(Dataset records)
•••
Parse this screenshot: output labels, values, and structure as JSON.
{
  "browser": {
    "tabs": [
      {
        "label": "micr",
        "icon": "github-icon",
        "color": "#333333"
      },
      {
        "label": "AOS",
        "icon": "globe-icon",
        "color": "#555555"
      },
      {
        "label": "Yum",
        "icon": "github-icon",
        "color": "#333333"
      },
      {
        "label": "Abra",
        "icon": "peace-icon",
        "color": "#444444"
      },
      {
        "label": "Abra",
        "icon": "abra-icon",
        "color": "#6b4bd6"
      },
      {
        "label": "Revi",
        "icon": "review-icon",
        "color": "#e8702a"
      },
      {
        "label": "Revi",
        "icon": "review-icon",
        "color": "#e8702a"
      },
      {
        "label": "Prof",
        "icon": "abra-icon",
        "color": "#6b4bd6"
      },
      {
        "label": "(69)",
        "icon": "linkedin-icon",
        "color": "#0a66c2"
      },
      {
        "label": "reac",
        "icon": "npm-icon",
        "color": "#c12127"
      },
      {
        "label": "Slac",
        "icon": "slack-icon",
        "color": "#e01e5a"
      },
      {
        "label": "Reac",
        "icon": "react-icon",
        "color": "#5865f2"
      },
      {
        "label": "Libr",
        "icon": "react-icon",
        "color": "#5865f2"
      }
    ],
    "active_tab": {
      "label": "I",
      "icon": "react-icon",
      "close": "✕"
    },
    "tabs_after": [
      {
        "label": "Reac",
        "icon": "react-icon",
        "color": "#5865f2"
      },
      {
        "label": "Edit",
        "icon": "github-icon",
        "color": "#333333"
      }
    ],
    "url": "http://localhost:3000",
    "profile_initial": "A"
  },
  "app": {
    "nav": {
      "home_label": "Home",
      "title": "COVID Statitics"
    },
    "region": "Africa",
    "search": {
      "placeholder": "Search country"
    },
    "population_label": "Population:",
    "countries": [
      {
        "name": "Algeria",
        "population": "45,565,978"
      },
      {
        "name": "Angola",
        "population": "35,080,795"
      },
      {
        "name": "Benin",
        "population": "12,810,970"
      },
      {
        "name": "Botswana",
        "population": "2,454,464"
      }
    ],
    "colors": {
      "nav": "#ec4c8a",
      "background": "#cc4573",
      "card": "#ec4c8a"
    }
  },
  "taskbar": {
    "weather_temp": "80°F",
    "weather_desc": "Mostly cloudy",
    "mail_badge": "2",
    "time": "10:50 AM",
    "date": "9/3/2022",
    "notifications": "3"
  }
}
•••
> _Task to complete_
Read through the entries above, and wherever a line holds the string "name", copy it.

> _Exercise answer_
        "name": "Algeria",
        "name": "Angola",
        "name": "Benin",
        "name": "Botswana",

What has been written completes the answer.